IRVING, Texas –
Claiborne worked all offseason on getting stronger, going from 187 pounds last season to 193 pounds at the start of this year’s Organized Team Activities. Now he’s learning how to move around and keep his speed with the added weight.
“I feel like I’ve had a tremendous offseason with getting in the weight room and trying to get stronger and trying to help the team any way I can,” Claiborne said.
Kiffin’s defense will require Claiborne and the cornerbacks to be more physical. They’ll be counted on to press receivers and tackle players coming out of the backfield. A few extra pounds should be able to help Claiborne do both.
“I feel a lot better, a lot more comfortable,” Claiborne said. “I already told someone the other day, I feel a lot different when I pull up in the facility than I did a year ago.”
It took Claiborne some time last year to get acquainted and comfortable in the NFL. Wrist surgery limited him in the offseason and prevented him from doing much before training camp. Once training camp hit, a sprained MCL limited him further.
Secondary coach Jerome Henderson said that was a lot of time lost for a rookie.

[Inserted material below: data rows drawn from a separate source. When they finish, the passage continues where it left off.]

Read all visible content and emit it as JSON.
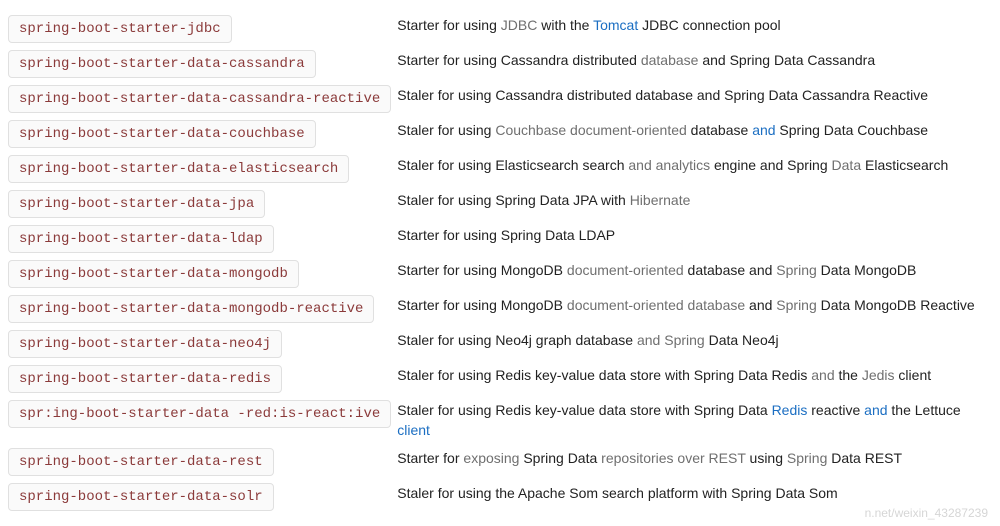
{
  "rows": [
    {
      "starter": "spring-boot-starter-jdbc",
      "desc_segments": [
        {
          "t": "Starter for using ",
          "c": ""
        },
        {
          "t": "JDBC",
          "c": "muted"
        },
        {
          "t": " with the ",
          "c": ""
        },
        {
          "t": "Tomcat",
          "c": "link"
        },
        {
          "t": " JDBC connection  pool",
          "c": ""
        }
      ]
    },
    {
      "starter": "spring-boot-starter-data-cassandra",
      "desc_segments": [
        {
          "t": "Starter for  using Cassandra  distributed ",
          "c": ""
        },
        {
          "t": "database",
          "c": "muted"
        },
        {
          "t": "  and Spring  Data Cassandra",
          "c": ""
        }
      ]
    },
    {
      "starter": "spring-boot-starter-data-cassandra-reactive",
      "desc_segments": [
        {
          "t": "Staler for using Cassandra  distributed database  and Spring  Data Cassandra  Reactive",
          "c": ""
        }
      ]
    },
    {
      "starter": "spring-boot-starter-data-couchbase",
      "desc_segments": [
        {
          "t": "Staler  for  using ",
          "c": ""
        },
        {
          "t": "Couchbase document-oriented",
          "c": "muted"
        },
        {
          "t": "  database  ",
          "c": ""
        },
        {
          "t": "and",
          "c": "link"
        },
        {
          "t": " Spring Data Couchbase",
          "c": ""
        }
      ]
    },
    {
      "starter": "spring-boot-starter-data-elasticsearch",
      "desc_segments": [
        {
          "t": "Staler  for using Elasticsearch search ",
          "c": ""
        },
        {
          "t": "and analytics",
          "c": "muted"
        },
        {
          "t": "  engine and Spring  ",
          "c": ""
        },
        {
          "t": "Data",
          "c": "muted"
        },
        {
          "t": "   Elasticsearch",
          "c": ""
        }
      ]
    },
    {
      "starter": "spring-boot-starter-data-jpa",
      "desc_segments": [
        {
          "t": "Staler for  using Spring Data JPA with  ",
          "c": ""
        },
        {
          "t": "Hibernate",
          "c": "muted"
        }
      ]
    },
    {
      "starter": "spring-boot-starter-data-ldap",
      "desc_segments": [
        {
          "t": "Starter for using Spring Data  LDAP",
          "c": ""
        }
      ]
    },
    {
      "starter": "spring-boot-starter-data-mongodb",
      "desc_segments": [
        {
          "t": "Starter for  using MongoDB ",
          "c": ""
        },
        {
          "t": "document-oriented",
          "c": "muted"
        },
        {
          "t": "  database and ",
          "c": ""
        },
        {
          "t": "Spring",
          "c": "muted"
        },
        {
          "t": "  Data MongoDB",
          "c": ""
        }
      ]
    },
    {
      "starter": "spring-boot-starter-data-mongodb-reactive",
      "desc_segments": [
        {
          "t": "Starter for using MongoDB ",
          "c": ""
        },
        {
          "t": "document-oriented  database",
          "c": "muted"
        },
        {
          "t": " and ",
          "c": ""
        },
        {
          "t": "Spring",
          "c": "muted"
        },
        {
          "t": "  Data MongoDB  Reactive",
          "c": ""
        }
      ]
    },
    {
      "starter": "spring-boot-starter-data-neo4j",
      "desc_segments": [
        {
          "t": "Staler for  using Neo4j graph database  ",
          "c": ""
        },
        {
          "t": "and Spring",
          "c": "muted"
        },
        {
          "t": " Data  Neo4j",
          "c": ""
        }
      ]
    },
    {
      "starter": "spring-boot-starter-data-redis",
      "desc_segments": [
        {
          "t": "Staler  for using Redis key-value  data store with  Spring Data Redis ",
          "c": ""
        },
        {
          "t": "and",
          "c": "muted"
        },
        {
          "t": " the ",
          "c": ""
        },
        {
          "t": "Jedis",
          "c": "muted"
        },
        {
          "t": "   client",
          "c": ""
        }
      ]
    },
    {
      "starter": "spr:ing-boot-starter-data -red:is-react:ive",
      "desc_segments": [
        {
          "t": "Staler  for using Redis key-value data store with  Spring Data ",
          "c": ""
        },
        {
          "t": "Redis",
          "c": "link"
        },
        {
          "t": " reactive ",
          "c": ""
        },
        {
          "t": "and",
          "c": "link"
        },
        {
          "t": " the Lettuce ",
          "c": ""
        },
        {
          "t": "client",
          "c": "link"
        }
      ]
    },
    {
      "starter": "spring-boot-starter-data-rest",
      "desc_segments": [
        {
          "t": "Starter for ",
          "c": ""
        },
        {
          "t": "exposing",
          "c": "muted"
        },
        {
          "t": " Spring Data ",
          "c": ""
        },
        {
          "t": "repositories over REST",
          "c": "muted"
        },
        {
          "t": " using ",
          "c": ""
        },
        {
          "t": "Spring",
          "c": "muted"
        },
        {
          "t": " Data    REST",
          "c": ""
        }
      ]
    },
    {
      "starter": "spring-boot-starter-data-solr",
      "desc_segments": [
        {
          "t": "Staler  for using the Apache  Som search  platform with Spring Data  Som",
          "c": ""
        }
      ]
    }
  ],
  "watermark": "n.net/weixin_43287239"
}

“Having him in the offseason is huge, because he didn't get an offseason last year to train and get stronger,” he said. “We didn't really get him until training camp. So I'm excited for him to work on his body and get stronger and bigger. He had to do that to get to the level that we expect him to play at. So he's doing that work to get stronger and bigger and faster, and you come out here and see him move around really well. I'm excited for his upside.”
Claiborne went through the typical growing pains of any rookie cornerback early in the season before finding his groove. Once he settled in a bit, he recorded the secondary’s first interception of the year against the Panthers, and later returned a fumble for a touchdown.
The former first-round pick seemed to learn from his mistakes and perform better against teams the second time he saw them, particularly against division opponents. But both Claiborne and his secondary coach know he can perform better with another year of experience and a full offseason to devote to training.
“He's just got to be stronger,” Henderson said. “There were times last year where he wasn't strong enough to execute a certain technique. He had to get stronger to do that. He's done the work to do that.”
The Cowboys’ defenders can be found watching film of the Seahawks’ and Bears’ defenses as they adjust to the new scheme. Those units feature an attacking secondary similar to what the Cowboys want to run with Kiffin and defensive line coach Rod Marinelli.
“They’re showing press with Seattle,” Carr said. “With Chicago, they’re playing the hard Cover 2 scheme, but at the same time, they’re dictating the flow of the receivers. That’s what we want to do. We want to dictate the flow and not let them attack us. We’re going to attack them.”
Carr sounds confident that the new scheme will benefit the Cowboys cornerbacks and cater to his and Claiborne’s abilities.
“It allows us to go out there and press pretty much the whole game,” he said. “Whether we play Cover 1, Cover 2, Cover 3, I guess you’ll have to find out after the play.”